### Exercise
Skip the pictures and return every entry exactly as written.

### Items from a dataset
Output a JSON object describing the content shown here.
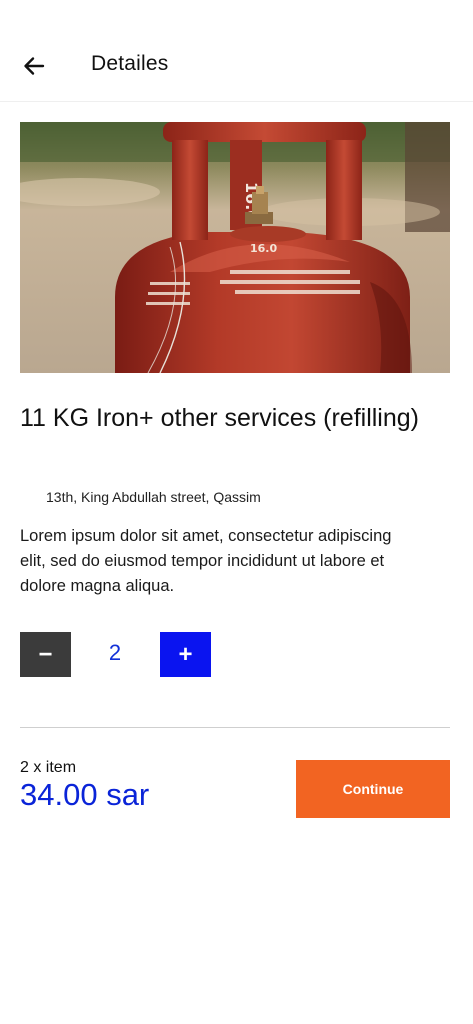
{
  "header": {
    "title": "Detailes",
    "back_icon": "arrow-left-icon"
  },
  "product": {
    "image_icon": "gas-cylinder-photo",
    "title": "11 KG Iron+ other services (refilling)",
    "address": "13th, King Abdullah street, Qassim",
    "description": "Lorem ipsum dolor sit amet, consectetur adipiscing elit, sed do eiusmod tempor incididunt ut labore et dolore magna aliqua."
  },
  "quantity": {
    "minus_label": "−",
    "value": "2",
    "plus_label": "+"
  },
  "summary": {
    "item_count": "2 x item",
    "total": "34.00 sar",
    "continue_label": "Continue"
  },
  "colors": {
    "accent_blue": "#0a14f0",
    "price_blue": "#0a24d8",
    "continue_orange": "#f26422",
    "minus_gray": "#3b3b3b"
  }
}
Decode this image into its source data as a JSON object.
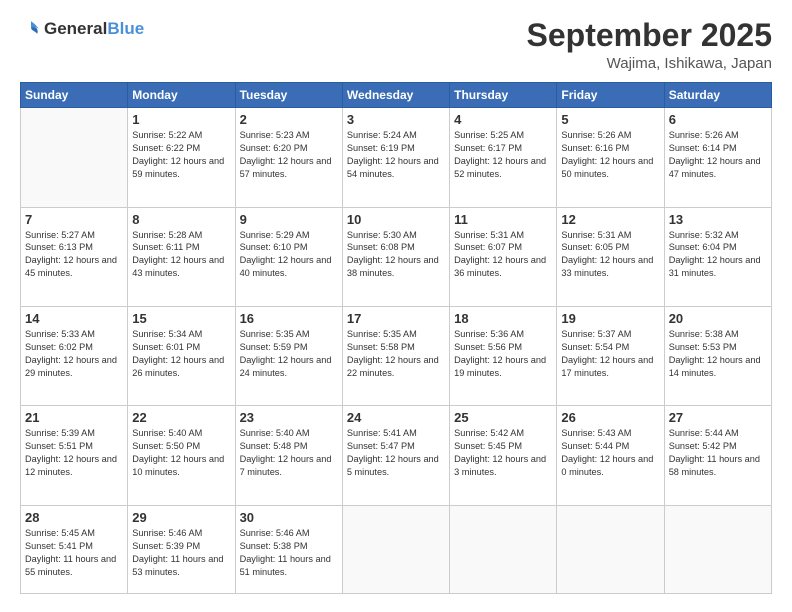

### Expected output
Output a JSON object describing the content shown here.
{
  "header": {
    "title": "Detailes",
    "back_icon": "arrow-left-icon"
  },
  "product": {
    "image_icon": "gas-cylinder-photo",
    "title": "11 KG Iron+ other services (refilling)",
    "address": "13th, King Abdullah street, Qassim",
    "description": "Lorem ipsum dolor sit amet, consectetur adipiscing elit, sed do eiusmod tempor incididunt ut labore et dolore magna aliqua."
  },
  "quantity": {
    "minus_label": "−",
    "value": "2",
    "plus_label": "+"
  },
  "summary": {
    "item_count": "2 x item",
    "total": "34.00 sar",
    "continue_label": "Continue"
  },
  "colors": {
    "accent_blue": "#0a14f0",
    "price_blue": "#0a24d8",
    "continue_orange": "#f26422",
    "minus_gray": "#3b3b3b"
  }
}
Decode this image into its source data as a JSON object.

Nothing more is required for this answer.